Managing Illness and Diabetes

By Canadian Diabetes Care Guide posted in Staying On Target
Updated

img_pill02Illness, infection and surgery can all have an impact on your diabetes management. As your body deals with the extra stress of illness, more glucose is released into your blood stream. Severe illness when you have type 1 can also result in the production of ketones in your blood. If ketone levels get too high it can be very serious.

Illness can mean many things, including nausea and vomiting, head or chest cold, flu, pain, diarrhea, fever, sore throat, toothache or surgery. When you are ill, you will probably not feel up to shopping for food, drinks and testing supplies. Plan ahead and keep a ‘Sick Kit’ filled with the supplies you would not normally keep in your house. Talk to your pharmacist about what over-the-counter medications for pain, fever, cold symptoms and nausea would be best for you and add them to your ‘Sick Kit’.

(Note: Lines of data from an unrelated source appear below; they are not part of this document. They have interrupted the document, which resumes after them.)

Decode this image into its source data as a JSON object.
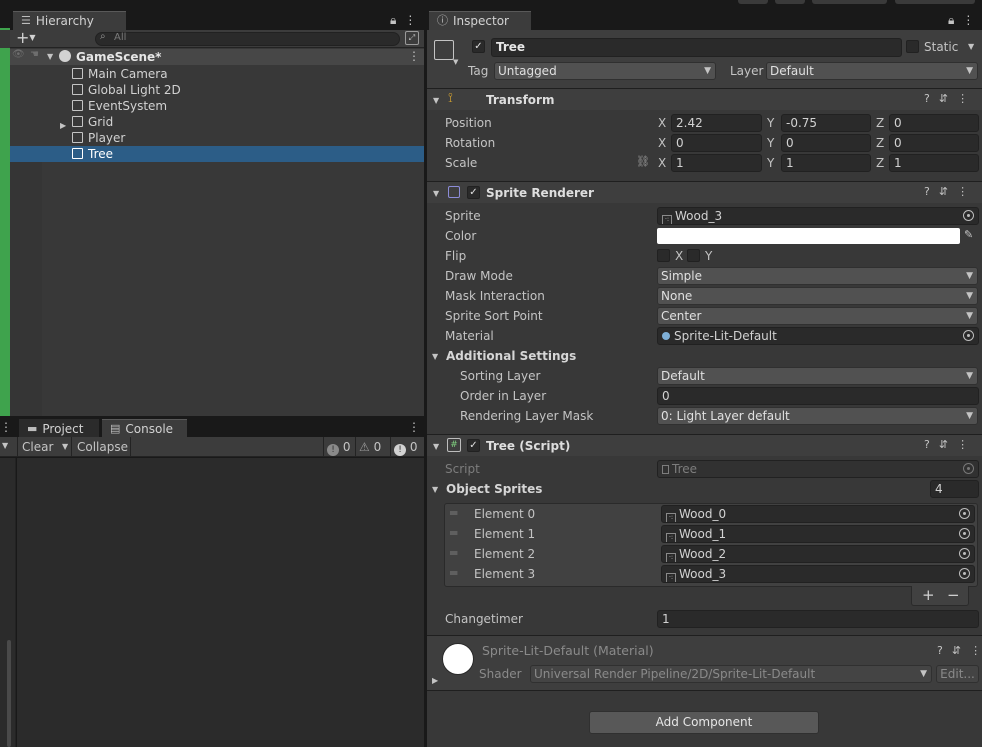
{
  "colors": {
    "panel": "#383838",
    "selection": "#2c5d87",
    "accent_green": "#3fa34d",
    "field": "#2a2a2a"
  },
  "hierarchy": {
    "tab_label": "Hierarchy",
    "search_placeholder": "All",
    "add_label": "+",
    "scene_name": "GameScene*",
    "items": [
      {
        "label": "Main Camera",
        "icon": "gameobject-icon"
      },
      {
        "label": "Global Light 2D",
        "icon": "gameobject-icon"
      },
      {
        "label": "EventSystem",
        "icon": "gameobject-icon"
      },
      {
        "label": "Grid",
        "icon": "gameobject-icon",
        "expandable": true
      },
      {
        "label": "Player",
        "icon": "gameobject-icon"
      },
      {
        "label": "Tree",
        "icon": "gameobject-icon",
        "selected": true
      }
    ]
  },
  "bottom": {
    "tabs": [
      {
        "label": "Project",
        "icon": "folder-icon"
      },
      {
        "label": "Console",
        "icon": "console-icon"
      }
    ],
    "toolbar": {
      "clear": "Clear",
      "collapse": "Collapse",
      "info_count": "0",
      "warn_count": "0",
      "error_count": "0"
    }
  },
  "inspector": {
    "tab_label": "Inspector",
    "object_name": "Tree",
    "static_label": "Static",
    "tag_label": "Tag",
    "tag_value": "Untagged",
    "layer_label": "Layer",
    "layer_value": "Default",
    "transform": {
      "title": "Transform",
      "position_label": "Position",
      "position": {
        "x": "2.42",
        "y": "-0.75",
        "z": "0"
      },
      "rotation_label": "Rotation",
      "rotation": {
        "x": "0",
        "y": "0",
        "z": "0"
      },
      "scale_label": "Scale",
      "scale": {
        "x": "1",
        "y": "1",
        "z": "1"
      },
      "axis_x": "X",
      "axis_y": "Y",
      "axis_z": "Z"
    },
    "sprite_renderer": {
      "title": "Sprite Renderer",
      "sprite_label": "Sprite",
      "sprite_value": "Wood_3",
      "color_label": "Color",
      "color_value": "#ffffff",
      "flip_label": "Flip",
      "flip_x": "X",
      "flip_y": "Y",
      "draw_mode_label": "Draw Mode",
      "draw_mode_value": "Simple",
      "mask_label": "Mask Interaction",
      "mask_value": "None",
      "sort_point_label": "Sprite Sort Point",
      "sort_point_value": "Center",
      "material_label": "Material",
      "material_value": "Sprite-Lit-Default",
      "additional_label": "Additional Settings",
      "sorting_layer_label": "Sorting Layer",
      "sorting_layer_value": "Default",
      "order_label": "Order in Layer",
      "order_value": "0",
      "rendering_mask_label": "Rendering Layer Mask",
      "rendering_mask_value": "0: Light Layer default"
    },
    "tree_script": {
      "title": "Tree (Script)",
      "script_label": "Script",
      "script_value": "Tree",
      "object_sprites_label": "Object Sprites",
      "object_sprites_count": "4",
      "elements": [
        {
          "label": "Element 0",
          "value": "Wood_0"
        },
        {
          "label": "Element 1",
          "value": "Wood_1"
        },
        {
          "label": "Element 2",
          "value": "Wood_2"
        },
        {
          "label": "Element 3",
          "value": "Wood_3"
        }
      ],
      "changetimer_label": "Changetimer",
      "changetimer_value": "1"
    },
    "material": {
      "title": "Sprite-Lit-Default (Material)",
      "shader_label": "Shader",
      "shader_value": "Universal Render Pipeline/2D/Sprite-Lit-Default",
      "edit_label": "Edit..."
    },
    "add_component": "Add Component"
  }
}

How to manage a sick day

When you are sick, your blood glucose levels may fluctuate and be unpredictable. During periods of illness, it is VERY IMPORTANT that you:

  • Test your blood glucose levels every two to four hours;
  • Continue to take your diabetes medication;
  • Drink plenty of extra sugarfree fluids or water;
  • Try to avoid coffee, tea and colas as they contain caffeine, which may cause you to lose more fluids;
  • Replace solid food with fluids that contain carbohydrate, if you can’t eat according to your usual meal plan;
  • Try to eat 15 grams of carbohydrate every hour;
  • Call your doctor or go to an emergency room if you vomit and/or have had diarrhea two times or more in four hours;
  • If you are on insulin, be sure to continue taking it while you are sick. Check with your healthcare team regarding guidelines for insulin adjustment during illness;
  • Rest.
  • Drink at least 8 oz of sugar-free fluid an hour (such as water, tea, broth, sugar-free pop, juice or flavoured water). If your stomach is upset, sip small amounts every 15 minutes. Watch for signs of dehydration such as thirst, dry skin or less frequent urination.
  • Discuss over-the-counter medications with your pharmacist. He or she can help you
    choose the best products for you.

If you have an upset stomach and are unable to eat regular meals, replace your carbohydrates with fluids at each meal.

What are fluid meals?

These meal examples (below) equal 50 grams of carbohydrate and can substitute a missed meal when you are feeling under the weather.

HOURLY CARBOHYDRATE CHOICES
STARCH 6 soda crackers
1 cup soup (water)
1 slice toast
2 digestive cookies
15
15
15
15
FRUITS & VEGETABLES 1/3 cup apple juice
1/2 cup orange juice
1/2 cup applesauce
1/2 banana
10
10
10
10
SUGARS 1/2 cup regular pop
1/4 cup regular jello
1/4 cup sherbet
1/2 popsicle
10
10
10
10
ADVERTISEMENT

 

EXAMPLES OF FLUID MEALS = 50g Carbohydrates
Example 1
orange juice
sherbert
clear broth with 4 crackers
20g
20g
10g
Example 2
chicken soup with 2 crackers
apple juice
half a popsicle
30g
20g
10g
Example 3
Ginger ale
Jello
cup of clear tea
30g
20g
0g

 

What about diabetes medication?

When you are ill, particularly if you become dehydrated (due to vomiting or diarrhea), some medicines could cause your kidney function to worsen or result in side effects. If you become sick and are unable to drink enough fluid to keep hydrated, STOP taking the following medications:

  • blood pressure pills
  • water pills
  • metformin
  • diabetes pills
  • pain medications
  • non-steroidal anti-inflammatory drugs, which are commonly found in pain medications (such as Advil) and cold remedies.

Check with your pharmacist before using over-the-counter medications and discuss all changes in medication with your healthcare professional. When you’re sick, you should also check your blood glucose levels more often. If they run too high or too low, contact your healthcare professional.

What are ketones?

Ketones are chemicals that the body produces when there is not enough insulin in the blood and instead must use fat for energy. They are a warning sign that your insulin is low and your cells are not getting enough glucose and the cells will start to burn fat for energy. When this happens, ketones build up in your blood and then spill over into your urine so your body can flush them out. Watch for:

  • nausea and vomiting which can lead to dehydration
  • stomach pains and rapid breathing
  • flushed face
  • dry skin
  • a sweet breath odour

If fluids and insulin are not given immediately there may be serious consequences. Do not ignore the warning signs.

< Previous Article
Family and Friends
About the Author

The Canadian Diabetes Care Guide's articles are written by Diabetes Professionals for people with diabetes. We provide information about diabetes, diabetes health care providers, complications associated with uncontrolled diabetes and tools to manage their condition. Our mission is to help people with diabetes stay healthy and successfully manage their diabetes.